Conor McGregor suffered the most devastating loss of his professional MMA career against Dustin Poirier at UFC 257.
Poirier stopped McGregor with a barrage of punches in round two, but most of the talk has been about the devastating calf kicks, that were the game changer this past weekend.
McGregor’s coaching team has come under fire for his failure to check the leg kicks, and over his admission that he has never experienced something similar in training sessions.
Dealing With Leg Kicks
Speaking to ESPN (as transcribed by MMA Junkie) however, John Kavanagh said that although dealing with calf kicks was part of their training, the technique is almost impossible to replicate in the gym.
“He does so much sparring that you hope that there’s not going to be ring rust, because he’s getting the rounds in,” Kavanagh said. “But again, somewhat ironically, this particular technique is one that is almost impossible to replicate.
“The fact that Dustin threw it is not that surprising. It was certainly part of our training, to deal with leg kicks. How devastating a technique it was somewhat caught us out. In the gym, when you’re throwing that technique, you’re not trying to kick your partner as hard as you possibly can, and you’re also wearing shin pads, kick pads. … You can build up a false confidence – ‘I feel it, but it’s not that bad.’ Then it’s only in fighting that you get tiny gloves and no shin pads.”
Kavanagh also pointed out that McGregor has only fought for 40 seconds inside the Octagon since October 2018, which came in his win against ‘Cowboy’ Cerrone at UFC 246, which played a part in his defeat.
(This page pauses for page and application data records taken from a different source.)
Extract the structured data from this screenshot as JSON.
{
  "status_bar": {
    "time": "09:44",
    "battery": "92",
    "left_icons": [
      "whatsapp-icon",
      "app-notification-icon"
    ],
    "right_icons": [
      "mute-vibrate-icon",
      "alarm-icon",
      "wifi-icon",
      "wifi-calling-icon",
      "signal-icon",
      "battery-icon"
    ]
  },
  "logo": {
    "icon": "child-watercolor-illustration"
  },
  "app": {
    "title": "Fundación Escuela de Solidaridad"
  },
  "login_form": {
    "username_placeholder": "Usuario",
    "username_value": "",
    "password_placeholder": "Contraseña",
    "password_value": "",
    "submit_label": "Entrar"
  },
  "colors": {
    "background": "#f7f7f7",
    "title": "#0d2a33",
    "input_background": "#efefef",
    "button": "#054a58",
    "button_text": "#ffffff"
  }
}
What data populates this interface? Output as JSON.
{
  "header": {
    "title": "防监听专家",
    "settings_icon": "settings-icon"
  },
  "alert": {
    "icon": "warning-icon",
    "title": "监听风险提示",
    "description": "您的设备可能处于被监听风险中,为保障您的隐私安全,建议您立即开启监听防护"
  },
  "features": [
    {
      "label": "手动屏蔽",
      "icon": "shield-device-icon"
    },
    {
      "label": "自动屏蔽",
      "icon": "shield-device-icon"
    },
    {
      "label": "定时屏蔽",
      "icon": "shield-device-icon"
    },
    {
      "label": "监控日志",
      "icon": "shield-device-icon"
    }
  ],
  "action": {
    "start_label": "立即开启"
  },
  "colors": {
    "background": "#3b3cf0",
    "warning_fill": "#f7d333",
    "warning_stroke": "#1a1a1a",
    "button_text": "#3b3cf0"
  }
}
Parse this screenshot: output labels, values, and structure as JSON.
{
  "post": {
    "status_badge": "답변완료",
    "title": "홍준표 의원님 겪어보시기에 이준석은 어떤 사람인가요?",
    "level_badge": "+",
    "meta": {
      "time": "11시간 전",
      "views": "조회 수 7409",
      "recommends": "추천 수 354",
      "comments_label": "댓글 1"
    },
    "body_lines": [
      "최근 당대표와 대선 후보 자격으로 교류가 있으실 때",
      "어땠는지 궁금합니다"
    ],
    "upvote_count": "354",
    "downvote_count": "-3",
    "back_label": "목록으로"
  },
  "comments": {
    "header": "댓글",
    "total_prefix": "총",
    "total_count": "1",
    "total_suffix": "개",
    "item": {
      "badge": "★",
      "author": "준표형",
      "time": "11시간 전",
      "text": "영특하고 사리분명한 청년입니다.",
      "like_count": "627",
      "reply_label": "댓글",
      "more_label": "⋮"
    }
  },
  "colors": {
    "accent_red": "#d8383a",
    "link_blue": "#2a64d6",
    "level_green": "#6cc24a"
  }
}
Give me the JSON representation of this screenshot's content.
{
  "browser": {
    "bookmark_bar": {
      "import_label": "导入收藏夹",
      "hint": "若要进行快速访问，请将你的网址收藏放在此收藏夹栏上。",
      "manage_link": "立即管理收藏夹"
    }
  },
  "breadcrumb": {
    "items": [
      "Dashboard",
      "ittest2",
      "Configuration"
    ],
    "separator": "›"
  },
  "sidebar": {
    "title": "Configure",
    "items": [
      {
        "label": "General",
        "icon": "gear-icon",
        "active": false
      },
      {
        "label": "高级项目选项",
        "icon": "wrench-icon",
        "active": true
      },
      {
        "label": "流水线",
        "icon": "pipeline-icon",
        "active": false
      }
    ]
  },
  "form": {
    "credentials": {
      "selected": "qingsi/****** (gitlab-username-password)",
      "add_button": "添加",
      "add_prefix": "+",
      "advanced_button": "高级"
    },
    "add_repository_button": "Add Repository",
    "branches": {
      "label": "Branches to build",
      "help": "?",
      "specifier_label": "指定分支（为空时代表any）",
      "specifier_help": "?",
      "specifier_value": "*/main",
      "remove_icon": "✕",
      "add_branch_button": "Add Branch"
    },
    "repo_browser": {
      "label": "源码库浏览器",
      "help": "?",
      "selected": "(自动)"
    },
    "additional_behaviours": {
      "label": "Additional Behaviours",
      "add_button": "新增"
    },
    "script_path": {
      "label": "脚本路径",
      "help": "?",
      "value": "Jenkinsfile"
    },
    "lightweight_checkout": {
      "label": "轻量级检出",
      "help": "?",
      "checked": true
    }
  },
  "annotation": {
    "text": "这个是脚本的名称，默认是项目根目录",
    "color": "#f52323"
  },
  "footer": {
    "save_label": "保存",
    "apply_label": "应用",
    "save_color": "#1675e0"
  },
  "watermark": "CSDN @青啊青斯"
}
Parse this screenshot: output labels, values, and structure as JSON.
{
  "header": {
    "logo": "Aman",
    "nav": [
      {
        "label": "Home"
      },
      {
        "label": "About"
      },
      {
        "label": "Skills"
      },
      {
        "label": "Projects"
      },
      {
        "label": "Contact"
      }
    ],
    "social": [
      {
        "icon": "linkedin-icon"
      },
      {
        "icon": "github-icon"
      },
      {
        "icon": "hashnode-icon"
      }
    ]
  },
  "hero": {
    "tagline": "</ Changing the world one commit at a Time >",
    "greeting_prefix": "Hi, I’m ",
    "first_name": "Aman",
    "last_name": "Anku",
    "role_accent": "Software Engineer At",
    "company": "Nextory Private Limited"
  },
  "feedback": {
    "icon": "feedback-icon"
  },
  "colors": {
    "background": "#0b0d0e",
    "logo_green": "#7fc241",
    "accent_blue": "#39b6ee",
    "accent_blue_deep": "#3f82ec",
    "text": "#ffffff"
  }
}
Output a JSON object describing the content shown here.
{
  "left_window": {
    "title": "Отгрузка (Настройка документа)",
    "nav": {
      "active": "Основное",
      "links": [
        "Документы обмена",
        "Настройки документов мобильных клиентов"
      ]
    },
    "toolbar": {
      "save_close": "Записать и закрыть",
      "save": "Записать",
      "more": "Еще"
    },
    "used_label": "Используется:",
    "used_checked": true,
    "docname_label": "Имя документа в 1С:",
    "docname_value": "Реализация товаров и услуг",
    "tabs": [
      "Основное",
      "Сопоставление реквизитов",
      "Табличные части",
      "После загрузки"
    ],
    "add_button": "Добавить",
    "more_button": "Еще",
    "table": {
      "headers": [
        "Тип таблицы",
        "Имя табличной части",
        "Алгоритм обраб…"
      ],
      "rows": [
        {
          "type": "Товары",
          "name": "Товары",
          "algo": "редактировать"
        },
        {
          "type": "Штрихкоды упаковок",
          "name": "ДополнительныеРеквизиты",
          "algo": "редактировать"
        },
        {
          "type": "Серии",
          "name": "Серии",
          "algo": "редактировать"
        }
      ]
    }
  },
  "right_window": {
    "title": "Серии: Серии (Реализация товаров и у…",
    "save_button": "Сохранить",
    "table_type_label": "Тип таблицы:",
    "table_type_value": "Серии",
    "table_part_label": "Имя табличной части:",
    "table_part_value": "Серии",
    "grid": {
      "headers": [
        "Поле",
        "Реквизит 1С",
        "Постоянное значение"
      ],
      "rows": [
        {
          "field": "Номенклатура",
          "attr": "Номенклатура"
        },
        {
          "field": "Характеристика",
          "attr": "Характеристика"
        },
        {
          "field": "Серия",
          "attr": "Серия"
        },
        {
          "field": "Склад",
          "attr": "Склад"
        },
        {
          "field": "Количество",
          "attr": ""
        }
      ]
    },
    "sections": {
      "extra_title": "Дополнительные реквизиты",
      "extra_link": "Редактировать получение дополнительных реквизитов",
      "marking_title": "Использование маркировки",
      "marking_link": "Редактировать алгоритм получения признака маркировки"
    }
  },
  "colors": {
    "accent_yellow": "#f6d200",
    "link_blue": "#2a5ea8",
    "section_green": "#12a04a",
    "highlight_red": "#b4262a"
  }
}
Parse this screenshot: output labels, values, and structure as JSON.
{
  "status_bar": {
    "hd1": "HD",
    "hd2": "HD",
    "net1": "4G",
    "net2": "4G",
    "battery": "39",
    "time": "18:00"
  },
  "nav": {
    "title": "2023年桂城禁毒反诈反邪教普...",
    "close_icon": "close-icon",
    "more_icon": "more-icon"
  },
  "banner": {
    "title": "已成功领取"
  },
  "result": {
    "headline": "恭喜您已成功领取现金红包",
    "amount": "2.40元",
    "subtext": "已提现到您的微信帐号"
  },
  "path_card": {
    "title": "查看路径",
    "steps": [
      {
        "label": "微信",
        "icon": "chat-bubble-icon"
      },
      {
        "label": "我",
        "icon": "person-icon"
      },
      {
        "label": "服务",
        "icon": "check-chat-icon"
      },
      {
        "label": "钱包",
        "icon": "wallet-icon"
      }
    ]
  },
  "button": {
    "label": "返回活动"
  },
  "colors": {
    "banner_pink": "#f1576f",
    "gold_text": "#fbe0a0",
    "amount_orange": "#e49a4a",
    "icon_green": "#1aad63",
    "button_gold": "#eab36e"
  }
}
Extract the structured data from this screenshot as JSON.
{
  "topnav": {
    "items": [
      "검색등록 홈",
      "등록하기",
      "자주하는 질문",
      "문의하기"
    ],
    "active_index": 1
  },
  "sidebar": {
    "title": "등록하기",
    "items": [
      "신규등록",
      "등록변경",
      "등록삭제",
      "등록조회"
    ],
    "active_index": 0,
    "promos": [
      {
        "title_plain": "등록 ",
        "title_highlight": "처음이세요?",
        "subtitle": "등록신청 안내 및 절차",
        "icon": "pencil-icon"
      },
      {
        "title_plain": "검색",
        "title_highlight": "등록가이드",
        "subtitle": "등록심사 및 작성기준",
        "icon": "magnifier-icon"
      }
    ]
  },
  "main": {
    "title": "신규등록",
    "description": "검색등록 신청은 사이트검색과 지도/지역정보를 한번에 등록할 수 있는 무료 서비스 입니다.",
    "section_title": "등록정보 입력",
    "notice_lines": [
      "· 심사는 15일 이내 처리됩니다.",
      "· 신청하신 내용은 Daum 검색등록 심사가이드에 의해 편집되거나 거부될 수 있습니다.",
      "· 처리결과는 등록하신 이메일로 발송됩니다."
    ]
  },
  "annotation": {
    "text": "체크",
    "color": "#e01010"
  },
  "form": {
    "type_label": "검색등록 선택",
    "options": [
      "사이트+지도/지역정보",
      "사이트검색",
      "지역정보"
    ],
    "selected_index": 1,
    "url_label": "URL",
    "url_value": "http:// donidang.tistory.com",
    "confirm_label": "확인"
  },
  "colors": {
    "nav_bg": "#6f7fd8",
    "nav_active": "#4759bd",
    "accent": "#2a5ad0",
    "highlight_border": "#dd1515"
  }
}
“From October 2018, coming up two-and-a-half years almost, he had 40 seconds of feeling what kicks feel like with no pads on and punches with four-ounce gloves,” Kavanagh pointed out. “So yeah, that is one thing you cannot replicate.”
The SBG Ireland head coach believes everything was going well before the stoppage, as McGregor was landing some good shots, and showed no signs of tiredness at the end of the first round. However, the “pesky” calf kicks changed everything.
“I took a lot of positivity from it,” Kavanagh shared. “He’s clearly not feeling even the beginning of tiredness. I felt at the end of round one, this is probably going to be a long fight, because he landed a couple of shots. I thought there was once or twice where Dustin wobbled a little bit, so the finish would come, but let’s not chase it. Let’s not get too over-excited, and if we’re going to be doing three, four, five rounds, it’s nice to see at the end of round one that he doesn’t even have to sit down.
“I thought by the end of round one, that’s kind of it now for takedowns. Now it’s a kickboxing battle, and [from] the shots I saw from round one, Conor got the better of him. So, going into the second I thought, energy’s great, probably takedown attempts are if not over, Conor’s very switched on [to them]. … So we’re going to start going into a nice kickboxing battle, and Conor’s one of the best in the world at that. But then those damn, pesky, peroneal nerve kicks.”
Why Calf Kicks Are So Effective
Calf kicks have begun gaining popularity in MMA during the past few years. They are highly effective, and there’s no widespread defence to counter them. Kavanagh explains why this technique requires only a few clean strikes to cause decisive damage.
“It’s one of those techniques that really two or three, maybe maximum four proper, clean connections, and that’s it,” Kavanagh noted. “If anybody’s experienced cracking your elbow and you hit that funny nerve – that electric shock you get is similar. It’s nerve damage rather than like a sore muscle or a body shot, or something you can get through, you know? You just can’t.
“It’s on or it’s off. The bottom half of the leg is off, and when [McGregor] kind of slipped the shot and Dustin caught him with a nice uppercut, he went to transfer his body weight onto the right leg, and it just gave [way], and he just went down, and that was the end of that. So we definitely have to fix that.”
Kavanagh believes McGregor did a great job in almost every aspect of the fight, but if and when they get another shot at Poirier down the road, they are going to be better prepared.
“We’re, as usual, an obsessive personality,” Kavanagh said. “Because it was over before lunchtime, we had the day together to talk about it. We had discussed [low kicks] in the training camp. Like I said, [we were] not surprised by the kicks being thrown, but very surprised by the effectiveness of the technique. So we will add it to our arsenal.
“I thought we did well in pretty much every other part of the fight. I would have loved to have seen a couple more rounds, some grappling exchanges and some more punches back and forward, because he needs more time in the cage. What did we get? Seven-and-a-half minutes in that fight? So we’re racking up the minutes. I hope there’s a lot more minutes this year.”
What do you make of John Kavanagh’s assessments of the UFC 257 main event between Conor McGregor and Dustin Poirier?